NYLP: Is rent your biggest expense?
Bari: Rent is our biggest expense, then labor is also a huge expense for us. In the bagel world, you have very specialized positions. You can’t just say the dishwasher will roll the bagels when he’s not washing dishes and the baker will just cook eggs when he’s not baking bagels. It doesn’t work like that. We’re working with a very, very old traditional way of doing these things, so there’s a limited amount of talent that can actually hand roll a bagel, that can bake a bagel in our way. We have to keep people in specialized roles which makes labor and rent our biggest challenge.
NYLP: Tell me about Baz Bingo.
Matthew: Baz Bingo is a special event that we throw every other Wednesday at the restaurant. It is a fun, all out event for people who come to it from the neighborhood or from anywhere in the city or otherwise. It’s not only bingo, but it’s a fun event full of music and mayhem for everyone. We also serve a lot of our diner classics that evening, a lot of our most specialty items from the menu.
NYLP: Do you guys have any plans to expand?
Bari: I think expansion is a very tricky thing, especially when it comes to new restaurants in New York right now. People are opening the doors, and six months later they have three locations, and this, and that, a food court.

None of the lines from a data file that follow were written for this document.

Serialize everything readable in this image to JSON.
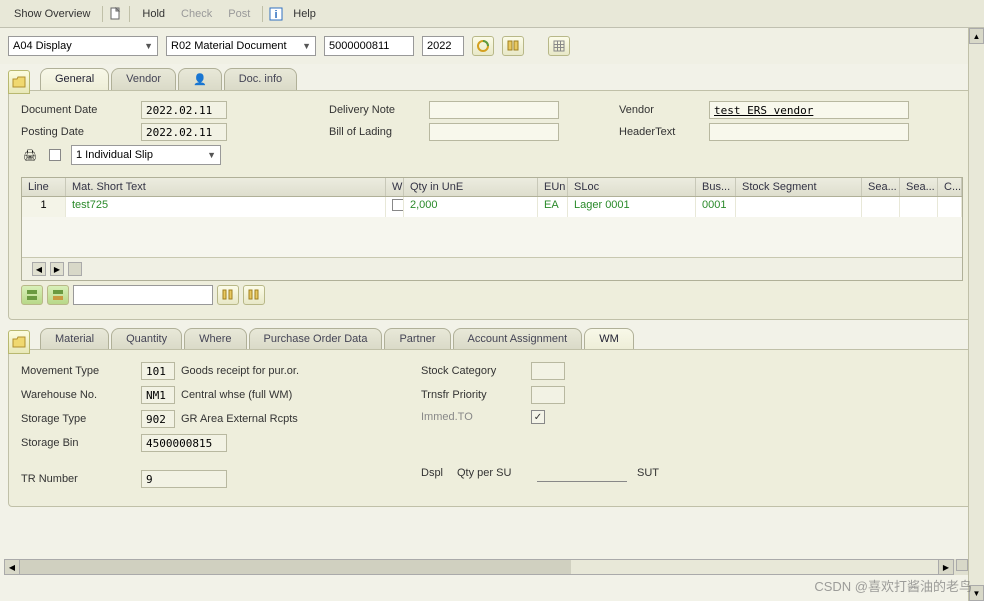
{
  "toolbar": {
    "show_overview": "Show Overview",
    "hold": "Hold",
    "check": "Check",
    "post": "Post",
    "help": "Help"
  },
  "selectors": {
    "mode": "A04 Display",
    "doc_type": "R02 Material Document",
    "doc_number": "5000000811",
    "year": "2022"
  },
  "tabs_top": {
    "general": "General",
    "vendor": "Vendor",
    "doc_info": "Doc. info"
  },
  "general_panel": {
    "doc_date_label": "Document Date",
    "doc_date": "2022.02.11",
    "posting_date_label": "Posting Date",
    "posting_date": "2022.02.11",
    "slip_option": "1 Individual Slip",
    "delivery_note_label": "Delivery Note",
    "delivery_note": "",
    "bill_of_lading_label": "Bill of Lading",
    "bill_of_lading": "",
    "vendor_label": "Vendor",
    "vendor": "test ERS vendor",
    "header_text_label": "HeaderText",
    "header_text": ""
  },
  "table": {
    "headers": {
      "line": "Line",
      "mat": "Mat. Short Text",
      "w": "W",
      "qty": "Qty in UnE",
      "eun": "EUn",
      "sloc": "SLoc",
      "bus": "Bus...",
      "stock_seg": "Stock Segment",
      "sea1": "Sea...",
      "sea2": "Sea...",
      "c": "C..."
    },
    "rows": [
      {
        "line": "1",
        "mat": "test725",
        "qty": "2,000",
        "eun": "EA",
        "sloc": "Lager 0001",
        "bus": "0001",
        "stock_seg": ""
      }
    ]
  },
  "tabs_bottom": {
    "material": "Material",
    "quantity": "Quantity",
    "where": "Where",
    "po_data": "Purchase Order Data",
    "partner": "Partner",
    "acct": "Account Assignment",
    "wm": "WM"
  },
  "wm_panel": {
    "movement_type_label": "Movement Type",
    "movement_type": "101",
    "movement_type_desc": "Goods receipt for pur.or.",
    "warehouse_label": "Warehouse No.",
    "warehouse": "NM1",
    "warehouse_desc": "Central whse (full WM)",
    "storage_type_label": "Storage Type",
    "storage_type": "902",
    "storage_type_desc": "GR Area External Rcpts",
    "storage_bin_label": "Storage Bin",
    "storage_bin": "4500000815",
    "tr_number_label": "TR Number",
    "tr_number": "9",
    "stock_cat_label": "Stock Category",
    "trnsfr_label": "Trnsfr Priority",
    "immed_label": "Immed.TO",
    "dspl_label": "Dspl",
    "qty_su_label": "Qty per SU",
    "sut_label": "SUT"
  },
  "watermark": "CSDN @喜欢打酱油的老鸟"
}
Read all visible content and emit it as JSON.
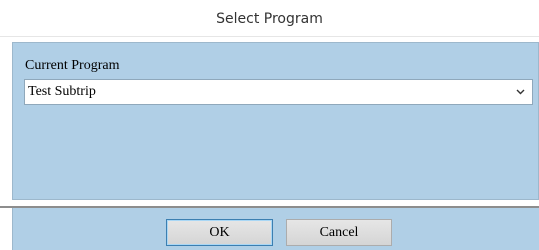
{
  "window": {
    "title": "Select Program"
  },
  "form": {
    "current_program_label": "Current Program",
    "current_program_value": "Test Subtrip"
  },
  "buttons": {
    "ok_label": "OK",
    "cancel_label": "Cancel"
  },
  "colors": {
    "panel_background": "#b0cfe6",
    "default_button_border": "#3c7fb1"
  },
  "icons": {
    "dropdown": "chevron-down-icon"
  }
}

For us, we’re really harboring a neighborhood business. We want to be part of a neighborhood. We want to be a restaurant that’s of the area, of the location. That’s why we opened the store. We didn’t open the store with the framework to have 12 of them or become like the Chipotle of bagels. We opened it so we can have a relationship with the people in the neighborhood. Definitely, expansion is something that we can do. For us, the way that we want to do it is behind the scenes. We’re a bagel bakery. There are so many cafes and grocery stores and offices that require bagels or require catering. We want to preserve our little pink storefront that exists in a historic street in Little Italy and use all the tools that we have behind the scenes in order to get our bagels out in the rest of the city.
NYLP: Bagels really are quintessential New York City food. What’s interesting is that all at once a lot of places opened focusing on bagels – you, and I don’t know if we need to mention them, but you know who they are. Why do you think that really happened all at once?
Bari: Well, I think in this specific neighborhood we don’t have any bagels. I know myself, the owners of Black Seed, the owners of a new bagel store opening up on West Broadway, there’re really no bagels in the neighborhood. We have a lot of pizza places. We’ve got croissant places on every corner. We just don’t have bagels. I think it was inevitable that people were going to decide to open bagel stores. I think it was a happy coincidence that so many opened at the same time that we were able to feed off each other’s press and also allowed the customer to try so many different styles of bagels at the same time.
NYLP: You sell yourself as a neighborhood place, but to me you’re really a destination. How do people get to you, and how do people learn more about Baz Bagel?
Matthew: You can find us at 181 Grand Street between Mulberry and Baxter. You can take the 6 train to Canal, the D train to Grand, or the N and R to Canal Street. Or, check us out at www.bazbagel.com.
NYLP: Bari Musacchio, Matthew Gray, thank you for sharing your time with us. If you want to learn more about the New York Launch Pod, you can follow us on social media @NYLaunchPod or visit us at nylaunchpod.com.